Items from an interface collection
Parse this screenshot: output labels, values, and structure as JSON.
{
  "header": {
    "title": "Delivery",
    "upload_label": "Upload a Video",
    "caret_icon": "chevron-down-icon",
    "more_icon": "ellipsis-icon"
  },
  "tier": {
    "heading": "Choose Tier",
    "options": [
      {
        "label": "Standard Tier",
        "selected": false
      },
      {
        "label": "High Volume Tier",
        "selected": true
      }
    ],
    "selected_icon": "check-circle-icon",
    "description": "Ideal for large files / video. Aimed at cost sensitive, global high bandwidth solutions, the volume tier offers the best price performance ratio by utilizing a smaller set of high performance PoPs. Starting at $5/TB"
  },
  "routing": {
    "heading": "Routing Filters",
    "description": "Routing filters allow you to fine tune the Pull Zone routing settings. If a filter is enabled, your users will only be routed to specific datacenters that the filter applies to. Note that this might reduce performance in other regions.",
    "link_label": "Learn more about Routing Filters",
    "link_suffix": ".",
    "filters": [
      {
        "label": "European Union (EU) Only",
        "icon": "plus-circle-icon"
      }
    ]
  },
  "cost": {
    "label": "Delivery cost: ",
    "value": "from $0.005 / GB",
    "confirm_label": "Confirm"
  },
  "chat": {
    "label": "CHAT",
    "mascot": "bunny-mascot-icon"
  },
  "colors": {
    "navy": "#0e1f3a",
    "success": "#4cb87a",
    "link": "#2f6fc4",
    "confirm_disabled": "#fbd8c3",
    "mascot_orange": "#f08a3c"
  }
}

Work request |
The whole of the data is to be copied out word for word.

Solution for this problem |
Parse this screenshot: output labels, values, and structure as JSON.
{
  "header": {
    "title": "Delivery",
    "upload_label": "Upload a Video",
    "caret_icon": "chevron-down-icon",
    "more_icon": "ellipsis-icon"
  },
  "tier": {
    "heading": "Choose Tier",
    "options": [
      {
        "label": "Standard Tier",
        "selected": false
      },
      {
        "label": "High Volume Tier",
        "selected": true
      }
    ],
    "selected_icon": "check-circle-icon",
    "description": "Ideal for large files / video. Aimed at cost sensitive, global high bandwidth solutions, the volume tier offers the best price performance ratio by utilizing a smaller set of high performance PoPs. Starting at $5/TB"
  },
  "routing": {
    "heading": "Routing Filters",
    "description": "Routing filters allow you to fine tune the Pull Zone routing settings. If a filter is enabled, your users will only be routed to specific datacenters that the filter applies to. Note that this might reduce performance in other regions.",
    "link_label": "Learn more about Routing Filters",
    "link_suffix": ".",
    "filters": [
      {
        "label": "European Union (EU) Only",
        "icon": "plus-circle-icon"
      }
    ]
  },
  "cost": {
    "label": "Delivery cost: ",
    "value": "from $0.005 / GB",
    "confirm_label": "Confirm"
  },
  "chat": {
    "label": "CHAT",
    "mascot": "bunny-mascot-icon"
  },
  "colors": {
    "navy": "#0e1f3a",
    "success": "#4cb87a",
    "link": "#2f6fc4",
    "confirm_disabled": "#fbd8c3",
    "mascot_orange": "#f08a3c"
  }
}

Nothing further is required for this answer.